Statute of limitations for trademark infringement

On Behalf of | Jun 1, 2021 | Uncategorized

Small businesses in Washington can have assets of various types, including intellectual property. This type of property ownership exists for closely held businesses, including enterprises jointly owned by spouses. Business owners may wonder what can be done if a trademark infringement occurs and how long they might have to bring a trademark infringement lawsuit.

Trademark infringement and the statute of limitations

A statute of limitations establishes the deadline by which a lawsuit must be filed in regard to some type of legal matter. This includes matters involving business transactions and litigation, trademark infringement matters and other types of commercial lawsuits. Generally speaking, when it comes to an allegation involving a trademark infringement, a lawsuit must be filed four years from the date of that encroachment.

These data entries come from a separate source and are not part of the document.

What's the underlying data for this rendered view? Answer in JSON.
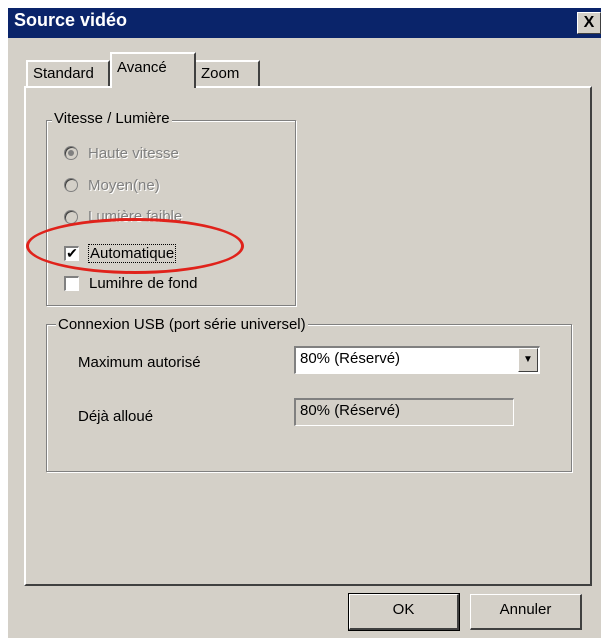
{
  "window": {
    "title": "Source vidéo",
    "close_label": "X"
  },
  "tabs": [
    {
      "label": "Standard"
    },
    {
      "label": "Avancé"
    },
    {
      "label": "Zoom"
    }
  ],
  "speed_group": {
    "legend": "Vitesse / Lumière",
    "radios": [
      {
        "label": "Haute vitesse",
        "checked": true,
        "enabled": false
      },
      {
        "label": "Moyen(ne)",
        "checked": false,
        "enabled": false
      },
      {
        "label": "Lumière faible",
        "checked": false,
        "enabled": false
      }
    ],
    "checkboxes": [
      {
        "label": "Automatique",
        "checked": true
      },
      {
        "label": "Lumihre de fond",
        "checked": false
      }
    ]
  },
  "usb_group": {
    "legend": "Connexion USB (port série universel)",
    "max_label": "Maximum autorisé",
    "max_value": "80% (Réservé)",
    "alloc_label": "Déjà alloué",
    "alloc_value": "80% (Réservé)"
  },
  "buttons": {
    "ok": "OK",
    "cancel": "Annuler"
  },
  "annotation": {
    "color": "#e0221b",
    "target": "Automatique"
  }
}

One caveat exists to the four-year statute of limitations to bring a trademark infringement lawsuit. If such an infringement is part of an unfair competition claim, a lawsuit must be filed within two years.

With this duly noted, there is sometimes conflict between federal courts, including on the appellate level, regarding the existence of a statute of limitations in regard to certain types of trademark infringement case. Specifically, this involves lawsuits arising from a federal law known as the Lanham Act.

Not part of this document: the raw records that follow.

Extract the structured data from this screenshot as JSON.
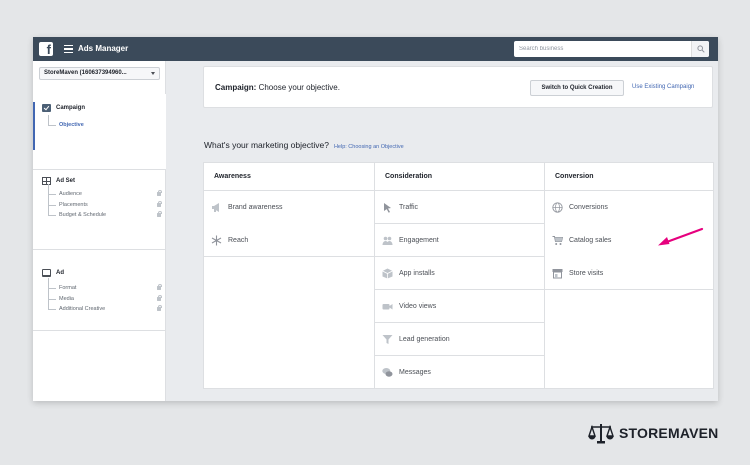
{
  "app": {
    "title": "Ads Manager",
    "search_placeholder": "Search business"
  },
  "sidebar": {
    "account": "StoreMaven (160637394960...",
    "sections": [
      {
        "title": "Campaign",
        "icon": "checkbox-icon",
        "items": [
          {
            "label": "Objective",
            "active": true,
            "locked": false
          }
        ]
      },
      {
        "title": "Ad Set",
        "icon": "adset-grid-icon",
        "items": [
          {
            "label": "Audience",
            "locked": true
          },
          {
            "label": "Placements",
            "locked": true
          },
          {
            "label": "Budget & Schedule",
            "locked": true
          }
        ]
      },
      {
        "title": "Ad",
        "icon": "ad-monitor-icon",
        "items": [
          {
            "label": "Format",
            "locked": true
          },
          {
            "label": "Media",
            "locked": true
          },
          {
            "label": "Additional Creative",
            "locked": true
          }
        ]
      }
    ]
  },
  "campaign_bar": {
    "label_bold": "Campaign:",
    "label_rest": " Choose your objective.",
    "quick_button": "Switch to Quick Creation",
    "existing_link": "Use Existing Campaign"
  },
  "objective": {
    "question": "What's your marketing objective?",
    "help": "Help: Choosing an Objective",
    "columns": [
      {
        "title": "Awareness",
        "options": [
          {
            "label": "Brand awareness",
            "icon": "megaphone-icon"
          },
          {
            "label": "Reach",
            "icon": "snowflake-icon"
          }
        ]
      },
      {
        "title": "Consideration",
        "options": [
          {
            "label": "Traffic",
            "icon": "cursor-icon"
          },
          {
            "label": "Engagement",
            "icon": "people-icon"
          },
          {
            "label": "App installs",
            "icon": "box-icon"
          },
          {
            "label": "Video views",
            "icon": "video-camera-icon"
          },
          {
            "label": "Lead generation",
            "icon": "funnel-icon"
          },
          {
            "label": "Messages",
            "icon": "chat-bubbles-icon"
          }
        ]
      },
      {
        "title": "Conversion",
        "options": [
          {
            "label": "Conversions",
            "icon": "globe-icon"
          },
          {
            "label": "Catalog sales",
            "icon": "cart-icon"
          },
          {
            "label": "Store visits",
            "icon": "store-icon"
          }
        ]
      }
    ]
  },
  "annotation": {
    "arrow_color": "#e6007e"
  },
  "brand": {
    "logo_text": "STOREMAVEN"
  },
  "colors": {
    "topbar": "#3b4a5a",
    "link": "#4267b2",
    "background": "#e4e6e8"
  }
}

Missing the statute of limitations deadline

As a general rule, the consequences of failing to file a trademark infringement lawsuit within the time period mandated by law can be significant. The stark reality is that if an individual or business misses the statute of limitations filing deadline, that person or entity can be precluded forever from taking legal action in regard to a specific trademark infringement.

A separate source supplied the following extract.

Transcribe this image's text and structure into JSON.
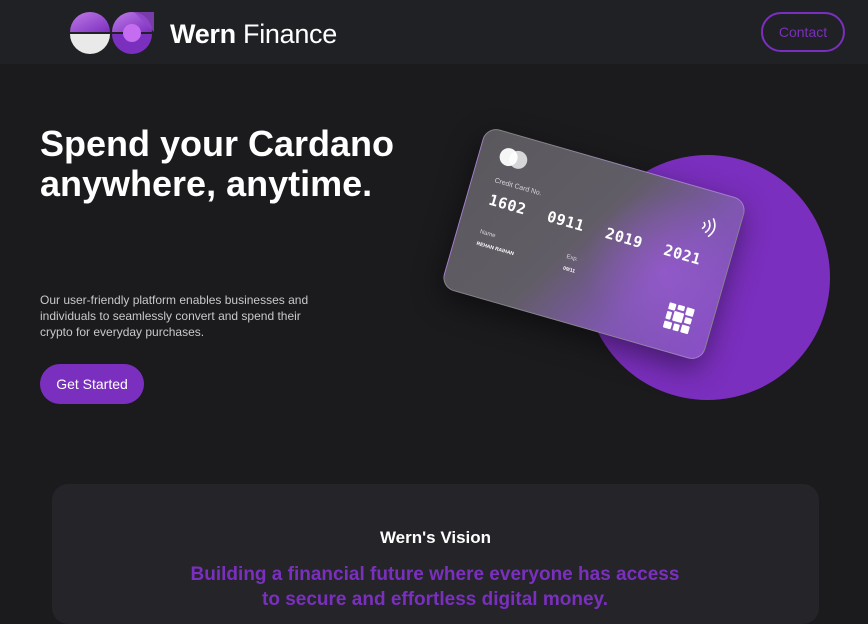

Trademark infringement cases are highly complicated legal matters. An individual, business or other entity that faces the prospect of pursuing this type of litigation would do well to consult with an attorney. An initial consultation with legal counsel is typically scheduled at no cost.